- What to produce:
Which lines of the records below contain the string "JSON"? Report each of them.

- Extracted data:
"""

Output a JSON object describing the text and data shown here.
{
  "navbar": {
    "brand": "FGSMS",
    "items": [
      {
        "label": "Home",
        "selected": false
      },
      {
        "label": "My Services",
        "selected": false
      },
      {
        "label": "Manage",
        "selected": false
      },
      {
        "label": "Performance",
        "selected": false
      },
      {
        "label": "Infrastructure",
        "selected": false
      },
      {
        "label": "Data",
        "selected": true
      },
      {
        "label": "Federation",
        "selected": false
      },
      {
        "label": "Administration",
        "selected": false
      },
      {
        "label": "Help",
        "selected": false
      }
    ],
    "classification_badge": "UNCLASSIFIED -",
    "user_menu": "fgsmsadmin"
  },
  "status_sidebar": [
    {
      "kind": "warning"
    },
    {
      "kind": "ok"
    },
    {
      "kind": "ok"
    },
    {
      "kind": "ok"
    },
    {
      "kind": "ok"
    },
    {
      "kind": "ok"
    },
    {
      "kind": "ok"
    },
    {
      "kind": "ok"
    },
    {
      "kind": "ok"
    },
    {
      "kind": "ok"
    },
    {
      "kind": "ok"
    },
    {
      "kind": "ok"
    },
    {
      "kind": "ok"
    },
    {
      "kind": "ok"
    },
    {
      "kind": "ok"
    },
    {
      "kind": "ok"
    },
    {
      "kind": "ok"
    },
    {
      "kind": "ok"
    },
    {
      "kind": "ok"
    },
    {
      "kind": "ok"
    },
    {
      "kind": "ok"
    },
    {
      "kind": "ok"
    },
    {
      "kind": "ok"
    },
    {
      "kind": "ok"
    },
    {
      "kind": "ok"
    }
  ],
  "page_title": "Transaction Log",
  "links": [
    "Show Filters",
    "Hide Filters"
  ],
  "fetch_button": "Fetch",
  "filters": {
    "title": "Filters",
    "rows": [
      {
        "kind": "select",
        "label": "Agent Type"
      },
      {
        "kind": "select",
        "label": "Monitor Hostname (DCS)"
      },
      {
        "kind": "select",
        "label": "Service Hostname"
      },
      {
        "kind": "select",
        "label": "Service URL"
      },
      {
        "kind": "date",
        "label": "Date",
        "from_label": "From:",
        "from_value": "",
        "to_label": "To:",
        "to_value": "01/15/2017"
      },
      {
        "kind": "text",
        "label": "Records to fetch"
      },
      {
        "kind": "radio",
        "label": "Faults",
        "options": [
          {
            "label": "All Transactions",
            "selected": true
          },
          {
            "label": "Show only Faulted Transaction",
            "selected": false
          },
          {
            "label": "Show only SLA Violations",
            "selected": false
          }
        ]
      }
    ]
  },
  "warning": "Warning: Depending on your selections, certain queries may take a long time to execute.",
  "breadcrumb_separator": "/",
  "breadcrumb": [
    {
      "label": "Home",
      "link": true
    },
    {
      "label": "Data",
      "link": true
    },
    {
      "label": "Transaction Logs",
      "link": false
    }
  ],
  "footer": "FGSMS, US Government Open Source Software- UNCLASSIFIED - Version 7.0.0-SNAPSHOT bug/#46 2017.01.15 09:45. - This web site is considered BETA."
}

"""
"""

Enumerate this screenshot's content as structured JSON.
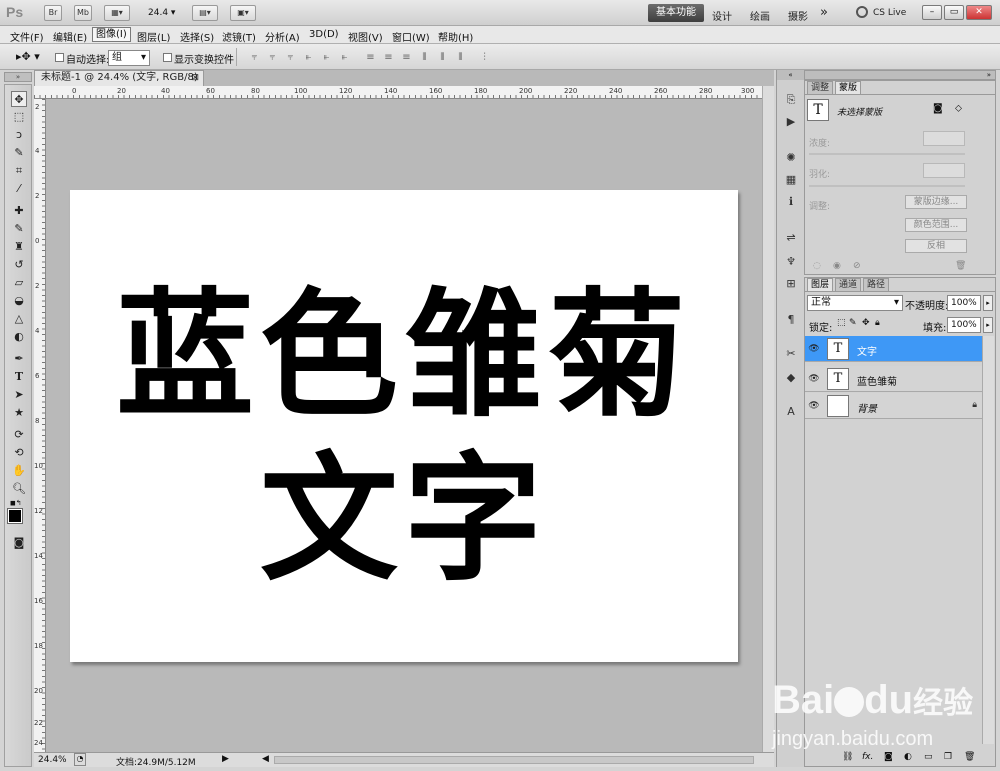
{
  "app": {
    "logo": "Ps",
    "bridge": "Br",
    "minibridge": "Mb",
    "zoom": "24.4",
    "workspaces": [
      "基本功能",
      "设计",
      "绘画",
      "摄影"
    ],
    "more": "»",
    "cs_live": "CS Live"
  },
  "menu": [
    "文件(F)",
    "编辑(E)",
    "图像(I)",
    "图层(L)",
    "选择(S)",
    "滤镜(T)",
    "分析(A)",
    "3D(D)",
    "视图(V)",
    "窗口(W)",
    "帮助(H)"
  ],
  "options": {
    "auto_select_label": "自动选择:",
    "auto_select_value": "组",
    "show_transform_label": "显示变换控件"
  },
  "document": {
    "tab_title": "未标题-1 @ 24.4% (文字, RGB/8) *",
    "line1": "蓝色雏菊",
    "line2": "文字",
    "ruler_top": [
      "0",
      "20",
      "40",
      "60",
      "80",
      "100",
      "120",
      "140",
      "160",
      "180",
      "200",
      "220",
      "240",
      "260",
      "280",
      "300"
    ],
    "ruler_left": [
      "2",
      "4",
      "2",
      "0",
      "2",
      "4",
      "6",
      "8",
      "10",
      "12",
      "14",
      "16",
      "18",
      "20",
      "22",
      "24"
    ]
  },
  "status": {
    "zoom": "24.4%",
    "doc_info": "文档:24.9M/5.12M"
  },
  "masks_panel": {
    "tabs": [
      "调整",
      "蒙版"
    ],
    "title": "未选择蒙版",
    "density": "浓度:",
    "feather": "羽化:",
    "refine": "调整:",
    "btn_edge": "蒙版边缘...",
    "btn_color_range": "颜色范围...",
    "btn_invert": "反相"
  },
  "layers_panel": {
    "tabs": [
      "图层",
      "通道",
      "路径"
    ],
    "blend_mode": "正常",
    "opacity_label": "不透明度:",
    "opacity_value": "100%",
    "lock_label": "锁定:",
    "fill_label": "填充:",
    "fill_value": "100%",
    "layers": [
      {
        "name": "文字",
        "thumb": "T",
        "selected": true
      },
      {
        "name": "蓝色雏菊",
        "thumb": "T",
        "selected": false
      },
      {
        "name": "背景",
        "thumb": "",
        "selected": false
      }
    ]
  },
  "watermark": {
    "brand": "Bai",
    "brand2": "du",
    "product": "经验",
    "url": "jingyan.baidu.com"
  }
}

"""

- Written solution:
Output a JSON object describing the text and data shown here.
Enumerate this screenshot's content as structured JSON.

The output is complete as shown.